Difference Between LOOKUP and VLOOKUP Functions

VLOOKUP is one of the most widely used formulas in Excel. A similar formula, from the same family for that matter, is LOOKUP, which is also commonly used to search for certain data in a table and to retrieve certain information.

These two formulas, although similar in their core functionality, are slightly different. In the example below, we will show how exactly.


For our example, we will use the table with students and their grades from different subjects, ranging from 50 to 100:

We will first use the VLOOKUP to find a certain result from this table. VLOOKUP stands for Vertical Lookup and it searches the value in the column located leftmost in a table. Then it returns the value from a designated column in that same row. The syntax is :

And the explanation of these values is as follows:

  • lookup_value: The value that the user is searching for in the leftmost column of the table.
  • table_array: The range where the data is stored.
  • col_index_num: Column number (counting from the leftmost column of the table_array) from where we retrieve the data.
  • range_lookup (optional): TRUE or FALSE (1 or 0) parameter. If it returns TRUE (or 1), the function performs an approximate match (sorted data required). If the FALSE (or 0) is returned, it performs an exact match.

If we want to find the grade for Jack from Geography, we can use the following VLOOKUP formula (we will put the formula in cell F2):

The retrieving result will be number 56, which is the grade that Jack got in Geography:

In our example, Jack is the lookup value (the value that we are aiming to find in the leftmost column- column A), A2:D6 is our range, where we are searching for the value, number 3 is the column index number, since we are aiming for Geography (column C), and we enter FALSE because we want to retrieve the exact match.


For the next thing, we will use the same table to show the LOOKUP function. This function is more generic and can perform horizontal and vertical lookups. But, for it to work, data has to be sorted in ascending order.

The syntax of a regular LOOKUP looks like this:

  • lookup_value: The value that we are searching for in lookup_vector.
  • lookup_vector: Range that has the cell that we are looking for.
  • result_vector (optional): The range of cells that contains the values you want to return. If omitted, the function will return the corresponding value from the lookup_vector.

Since the names in our table are not ordered in ascending order, we need to do it ourselves. We will select the data in the first row, then go to Data >> Filter.

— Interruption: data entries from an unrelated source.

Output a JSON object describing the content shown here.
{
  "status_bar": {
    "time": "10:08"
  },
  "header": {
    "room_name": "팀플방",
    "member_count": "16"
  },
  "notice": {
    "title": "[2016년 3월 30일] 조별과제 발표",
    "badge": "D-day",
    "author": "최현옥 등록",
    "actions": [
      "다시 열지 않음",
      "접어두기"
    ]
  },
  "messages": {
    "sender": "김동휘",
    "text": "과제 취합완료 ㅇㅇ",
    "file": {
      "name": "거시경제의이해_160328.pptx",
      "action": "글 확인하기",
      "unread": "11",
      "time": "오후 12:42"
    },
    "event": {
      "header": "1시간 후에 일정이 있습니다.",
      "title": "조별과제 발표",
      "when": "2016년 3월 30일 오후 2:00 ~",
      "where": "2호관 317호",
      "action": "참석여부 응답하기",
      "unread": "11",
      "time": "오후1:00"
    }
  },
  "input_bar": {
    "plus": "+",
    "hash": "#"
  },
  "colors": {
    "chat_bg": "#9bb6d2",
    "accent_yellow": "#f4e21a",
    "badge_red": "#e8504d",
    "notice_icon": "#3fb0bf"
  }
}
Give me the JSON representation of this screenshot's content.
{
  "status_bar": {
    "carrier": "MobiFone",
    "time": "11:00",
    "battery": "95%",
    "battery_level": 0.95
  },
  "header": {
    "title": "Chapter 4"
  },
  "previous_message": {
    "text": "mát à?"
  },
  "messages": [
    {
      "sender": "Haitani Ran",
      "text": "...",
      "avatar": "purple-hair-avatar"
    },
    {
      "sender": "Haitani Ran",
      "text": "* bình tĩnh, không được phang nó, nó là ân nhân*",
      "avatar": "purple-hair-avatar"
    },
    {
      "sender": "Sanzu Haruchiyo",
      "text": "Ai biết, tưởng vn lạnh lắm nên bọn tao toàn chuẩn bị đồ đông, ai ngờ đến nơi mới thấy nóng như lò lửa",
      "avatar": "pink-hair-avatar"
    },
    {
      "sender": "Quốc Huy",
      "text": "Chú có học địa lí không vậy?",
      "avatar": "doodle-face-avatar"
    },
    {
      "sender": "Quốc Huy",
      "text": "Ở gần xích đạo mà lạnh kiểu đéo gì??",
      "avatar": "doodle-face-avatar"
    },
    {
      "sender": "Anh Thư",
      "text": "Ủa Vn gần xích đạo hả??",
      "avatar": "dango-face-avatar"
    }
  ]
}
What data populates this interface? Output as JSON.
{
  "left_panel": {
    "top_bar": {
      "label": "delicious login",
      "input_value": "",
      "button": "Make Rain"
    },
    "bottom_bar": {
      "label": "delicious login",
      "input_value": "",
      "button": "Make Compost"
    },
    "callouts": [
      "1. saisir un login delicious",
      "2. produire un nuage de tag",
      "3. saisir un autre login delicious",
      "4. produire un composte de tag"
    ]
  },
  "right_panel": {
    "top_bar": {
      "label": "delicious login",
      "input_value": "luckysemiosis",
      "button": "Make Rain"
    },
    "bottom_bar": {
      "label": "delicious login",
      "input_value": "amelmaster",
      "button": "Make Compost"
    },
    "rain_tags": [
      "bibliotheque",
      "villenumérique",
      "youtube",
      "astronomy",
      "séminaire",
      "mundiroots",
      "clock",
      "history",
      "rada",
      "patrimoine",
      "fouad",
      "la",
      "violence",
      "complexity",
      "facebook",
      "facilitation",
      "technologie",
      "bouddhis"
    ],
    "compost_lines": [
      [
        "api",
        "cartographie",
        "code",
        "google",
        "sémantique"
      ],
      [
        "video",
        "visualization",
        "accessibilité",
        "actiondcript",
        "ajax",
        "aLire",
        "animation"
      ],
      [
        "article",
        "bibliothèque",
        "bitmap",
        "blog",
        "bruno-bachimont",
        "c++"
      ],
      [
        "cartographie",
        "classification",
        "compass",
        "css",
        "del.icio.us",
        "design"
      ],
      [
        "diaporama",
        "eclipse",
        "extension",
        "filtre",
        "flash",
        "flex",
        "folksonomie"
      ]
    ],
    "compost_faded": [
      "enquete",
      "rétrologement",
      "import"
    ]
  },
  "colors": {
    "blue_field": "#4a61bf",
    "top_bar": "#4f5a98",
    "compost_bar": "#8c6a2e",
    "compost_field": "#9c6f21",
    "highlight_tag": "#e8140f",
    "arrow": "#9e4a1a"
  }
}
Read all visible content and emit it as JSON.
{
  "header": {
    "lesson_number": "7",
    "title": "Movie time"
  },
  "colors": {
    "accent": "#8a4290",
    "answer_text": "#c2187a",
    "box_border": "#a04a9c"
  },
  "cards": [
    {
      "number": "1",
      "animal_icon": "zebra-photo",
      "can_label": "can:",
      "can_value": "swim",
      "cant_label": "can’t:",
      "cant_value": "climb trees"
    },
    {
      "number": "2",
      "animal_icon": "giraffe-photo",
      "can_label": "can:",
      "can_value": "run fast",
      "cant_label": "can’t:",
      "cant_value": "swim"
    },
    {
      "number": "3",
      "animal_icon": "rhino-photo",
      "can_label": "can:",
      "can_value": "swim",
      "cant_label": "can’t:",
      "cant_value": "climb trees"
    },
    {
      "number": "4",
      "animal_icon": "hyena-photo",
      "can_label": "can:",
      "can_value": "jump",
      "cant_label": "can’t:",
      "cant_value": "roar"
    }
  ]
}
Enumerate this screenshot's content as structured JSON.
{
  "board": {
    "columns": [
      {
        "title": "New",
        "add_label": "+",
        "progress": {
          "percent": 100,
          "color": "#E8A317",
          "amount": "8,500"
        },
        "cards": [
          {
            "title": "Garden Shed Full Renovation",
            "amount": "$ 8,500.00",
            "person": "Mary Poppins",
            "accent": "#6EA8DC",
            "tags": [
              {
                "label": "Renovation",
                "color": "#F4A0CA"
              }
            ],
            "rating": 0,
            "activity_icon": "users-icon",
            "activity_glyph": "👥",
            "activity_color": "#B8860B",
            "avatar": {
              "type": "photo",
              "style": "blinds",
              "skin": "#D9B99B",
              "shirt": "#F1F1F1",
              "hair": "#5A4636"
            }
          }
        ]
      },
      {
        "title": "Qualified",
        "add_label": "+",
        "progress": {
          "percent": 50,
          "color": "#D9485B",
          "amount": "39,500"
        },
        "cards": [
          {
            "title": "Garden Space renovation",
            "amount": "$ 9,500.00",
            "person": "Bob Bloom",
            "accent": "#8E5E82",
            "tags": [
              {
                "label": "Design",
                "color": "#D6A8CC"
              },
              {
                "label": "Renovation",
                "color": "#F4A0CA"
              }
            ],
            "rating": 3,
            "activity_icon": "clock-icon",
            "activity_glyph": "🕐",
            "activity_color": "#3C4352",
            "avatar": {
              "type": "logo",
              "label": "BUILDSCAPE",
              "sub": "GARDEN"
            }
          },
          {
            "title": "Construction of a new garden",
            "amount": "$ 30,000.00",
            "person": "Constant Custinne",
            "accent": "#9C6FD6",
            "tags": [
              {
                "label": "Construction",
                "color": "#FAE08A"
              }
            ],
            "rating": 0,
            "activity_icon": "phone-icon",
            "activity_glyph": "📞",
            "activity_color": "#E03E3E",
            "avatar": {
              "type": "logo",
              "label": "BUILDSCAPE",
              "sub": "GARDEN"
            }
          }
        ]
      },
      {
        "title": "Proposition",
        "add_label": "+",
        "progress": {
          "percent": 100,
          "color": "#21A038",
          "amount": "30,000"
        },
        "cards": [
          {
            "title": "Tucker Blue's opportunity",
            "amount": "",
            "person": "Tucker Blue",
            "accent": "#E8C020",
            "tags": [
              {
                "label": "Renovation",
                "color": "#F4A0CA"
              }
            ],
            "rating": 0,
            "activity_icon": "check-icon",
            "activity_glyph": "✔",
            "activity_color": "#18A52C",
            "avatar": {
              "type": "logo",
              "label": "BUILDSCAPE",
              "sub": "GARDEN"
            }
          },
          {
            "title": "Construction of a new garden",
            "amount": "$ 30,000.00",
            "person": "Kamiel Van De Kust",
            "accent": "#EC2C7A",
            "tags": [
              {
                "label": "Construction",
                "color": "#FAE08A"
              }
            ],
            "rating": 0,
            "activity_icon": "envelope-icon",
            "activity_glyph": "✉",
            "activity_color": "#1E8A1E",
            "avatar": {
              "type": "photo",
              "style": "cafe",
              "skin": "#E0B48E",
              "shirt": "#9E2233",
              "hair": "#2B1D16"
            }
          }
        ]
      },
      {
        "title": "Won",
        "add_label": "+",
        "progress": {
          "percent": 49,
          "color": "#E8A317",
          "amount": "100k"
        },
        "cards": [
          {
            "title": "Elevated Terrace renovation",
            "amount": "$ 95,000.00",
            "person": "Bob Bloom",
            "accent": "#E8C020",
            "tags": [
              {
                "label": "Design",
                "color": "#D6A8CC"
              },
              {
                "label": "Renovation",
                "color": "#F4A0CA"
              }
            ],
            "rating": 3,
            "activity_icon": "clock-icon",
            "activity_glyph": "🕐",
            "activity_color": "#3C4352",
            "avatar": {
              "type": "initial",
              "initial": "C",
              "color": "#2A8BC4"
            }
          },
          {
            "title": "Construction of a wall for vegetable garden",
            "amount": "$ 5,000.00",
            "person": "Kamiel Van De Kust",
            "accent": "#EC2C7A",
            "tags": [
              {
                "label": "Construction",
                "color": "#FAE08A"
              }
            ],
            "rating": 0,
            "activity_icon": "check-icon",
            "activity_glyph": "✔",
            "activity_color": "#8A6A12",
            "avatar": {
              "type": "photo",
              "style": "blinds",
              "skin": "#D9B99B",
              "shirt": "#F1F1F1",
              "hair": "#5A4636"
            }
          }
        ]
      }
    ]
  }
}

After that, we will choose Sort A to Z in the dropdown of the first column:

When we do this, we will have our data in the right order:

Now we can use the LOOKUP function to find the grade in Math from Monica. We will insert the following formula in cell F2:

And we will get the proper number- 97:

Difference Between LOOKUP and VLOOKUP

Looking at these two formulas, they can get us pretty similar results, but they are obviously different. These are the key differences between the two:

  1. LOOKUP can deal with both vertical and horizontal data (lookups) if the data is sorted in ascending order. VLOOKUP is designed specifically for vertical lookups.
  2. VLOOKUP cannot function without a column number being specified. This column number serves the purpose of retrieving the value. In our example, it was column 3, where the Geography is located. LOOKUP does not require this particular parameter to function.
  3. It is easier to use VLOOKUP when the data is organized in a table with specific columns. LOOKUP is more flexible, but the downside is that it the data always needs to be sorted.

For a general conclusion, if we are dealing with a specific value in the table that is lined vertically, VLOOKUP is a clear choice. However, if we need to be more flexible and we have data sorted out, the LOOKUP function is a better choice, especially as it works with vertical and horizontal lookups.

Tomasz Decker is an Excel specialist, skilled in data analysis and financial modeling.